By Joy Johnson, Master Gardener
A few years ago, my husband and I moved into our home in late October. We didn’t have much time to explore the yard and gardens before snow covered everything; but on the sunny south side of the house I noticed a large clump of flowers. They had leaves that looked like thick grass and beautiful white ball-shaped flower heads. I snipped off a bouquet, noticing they smelled a little like onions. The white flower heads were peppered with black dots. After a day in the warm house in a vase, those black dots were all over my table. It turns out they were seeds. I didn’t think much about it, they were a fun fall flower.
The following spring after all signs of snow had melted, I saw a clump of ‘grass’ coming up right next to the front walk. Hmm, I thought, these leaves look a lot like those flowers I brought into the house late last fall. I’ll let them grow; they were pretty.
Walking around to the south side of the house, I easily spotted a large clump of the same ‘grass’ that I had snipped the flowers from last fall and numerous bright green ‘grass’ shoots around the area. I picked some of the leaves. They smelled like onions and a little like the chives I had brought with from our former house. The leaves didn’t look anything like the chives I had transplanted; those get small, fluffy, round purple flowers each summer. I was stumped.
Little did I know that I lived just down the street from a Dakota County Master Gardener! She stopped by to welcome me to the neighborhood and we got to chatting about gardens (as master gardeners are prone to do). She saw the ‘grass’ and said, “Oh, I see you have garlic chives. You might want to reign those in, they will take over.” Then she let me know that the neighbor at the end of the block makes the best potato salad and that garlic chives are the key ingredient. Later on that summer I met this neighbor at a neighborhood picnic, tasted her famed potato salad and, I agree, it is one of the best. It is also one of the easiest recipes I’ve ever made and a real crowd pleaser. The recipe is shared below.
I do have to tell you though; the master gardener was correct. Those garlic chives are vigorous and invasive. I have dug up the plants and moved them across the yard (on more than one occasion). They not only grow in the new location; they still persist years later in the original location even though I pull them out every year, and they are still spreading. Thankfully, I have delightful neighbor children who are always looking for a snack. I have given them free picking rights to all the garlic chives. And I make the potato salad often. I have ‘regular’ chives also. They are much better behaved and stay neatly in their designated space.

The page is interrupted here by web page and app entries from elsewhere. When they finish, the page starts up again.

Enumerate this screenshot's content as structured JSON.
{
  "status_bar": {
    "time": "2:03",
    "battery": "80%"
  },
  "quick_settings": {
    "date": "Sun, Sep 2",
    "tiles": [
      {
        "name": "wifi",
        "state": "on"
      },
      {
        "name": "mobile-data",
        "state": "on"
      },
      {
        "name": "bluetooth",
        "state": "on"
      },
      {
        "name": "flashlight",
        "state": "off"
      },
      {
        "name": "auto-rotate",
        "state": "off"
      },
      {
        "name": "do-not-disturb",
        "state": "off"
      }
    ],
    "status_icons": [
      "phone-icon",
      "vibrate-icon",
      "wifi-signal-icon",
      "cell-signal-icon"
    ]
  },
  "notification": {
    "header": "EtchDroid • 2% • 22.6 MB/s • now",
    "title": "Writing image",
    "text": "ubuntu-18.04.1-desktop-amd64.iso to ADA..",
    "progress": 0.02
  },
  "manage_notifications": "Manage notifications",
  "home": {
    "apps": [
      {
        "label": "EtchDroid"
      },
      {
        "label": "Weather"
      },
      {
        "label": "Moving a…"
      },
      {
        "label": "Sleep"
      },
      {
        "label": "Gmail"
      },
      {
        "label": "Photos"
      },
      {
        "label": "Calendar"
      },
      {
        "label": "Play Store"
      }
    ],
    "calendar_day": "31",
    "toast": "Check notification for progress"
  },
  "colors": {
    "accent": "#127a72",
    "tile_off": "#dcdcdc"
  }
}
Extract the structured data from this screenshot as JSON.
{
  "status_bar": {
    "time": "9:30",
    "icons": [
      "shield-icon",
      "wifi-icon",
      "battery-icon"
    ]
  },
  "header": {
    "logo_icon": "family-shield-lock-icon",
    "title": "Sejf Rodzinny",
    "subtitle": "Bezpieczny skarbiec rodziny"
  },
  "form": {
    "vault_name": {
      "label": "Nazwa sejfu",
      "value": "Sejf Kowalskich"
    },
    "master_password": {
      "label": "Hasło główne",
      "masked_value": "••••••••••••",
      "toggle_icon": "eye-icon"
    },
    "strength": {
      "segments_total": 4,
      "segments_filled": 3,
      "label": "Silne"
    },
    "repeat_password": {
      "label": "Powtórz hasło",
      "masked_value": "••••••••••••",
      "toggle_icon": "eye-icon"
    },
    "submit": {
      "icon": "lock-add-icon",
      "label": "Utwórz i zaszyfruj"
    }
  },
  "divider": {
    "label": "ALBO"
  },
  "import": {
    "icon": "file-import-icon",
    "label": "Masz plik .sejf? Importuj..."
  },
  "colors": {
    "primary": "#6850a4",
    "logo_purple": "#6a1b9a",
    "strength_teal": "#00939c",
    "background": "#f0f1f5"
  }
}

Garlic Chive Potato Salad
Gently toss together the following ingredients. Keep refrigerated.
- 6 large potatoes – boil, then remove skins after cooling and cut into 1-inch cubes
- 3 eggs – cover with cold water in a small saucepan, heat to boiling, boil 4 minutes, remove from heat, rinse in cold water until cool to touch, peal, slice
- 2/3 cup Hellman’s Mayonnaise – you can use more or less to your taste depending on how dry your potatoes are
- 1 small jar pimientos – drained
- 1 cup Garlic Chives – pick, rinse and finely chop
- ¼ tsp White pepper
Green Onion Chive Pancakes
These are a Chinese vegan pancake. They remind me a bit of the Swedish potato pancakes my grandmother used to make.
Ingredients for the pancakes:
- 2 cups white flour
- 1 cup green onion finely chopped
- ½ cup fresh chives, garlic or regular
- 3 Tbsp avocado oil
- ¼ cup cold water
- ½ cup hot boiling water
- ½ tsp salt
- 1Tbsp avocado oil for cooking
To make the sauce combine:
- 1Tbsp red wine vinegar
- 1Tbsp soy sauce
- 1Tbsp sesame oil
- In a medium size bowl, add flour, create a well in the middle and pour in the hot water and wait 10 minutes.
- Then pour in the cold water and oil. Mix and when dough has formed create a ball.
- Let it rest for 5 min. until soft and smooth looking. Cover it with a clean warm towel and let it rest for 20 more minutes.
- Divide the dough into 4 equal sized balls.
- Roll each out into a pancake.
- Brush oil over top, season with salt and add enough green onions and chives to the top of each one, leaving a border around the edge.
- Roll each pancake up in to a cylinder, closing the ends to keep the chives from escaping.
- Then roll each cylinder into a cinnamon bun shape.
- Then gently flatten the bun with your hand.
- Roll out into a pancake again. The diameter should be about 6-8 inches.
- In a non-stick frying pan, add remaining oil and fry pancakes on each side until golden brown.
Serve with the sauce.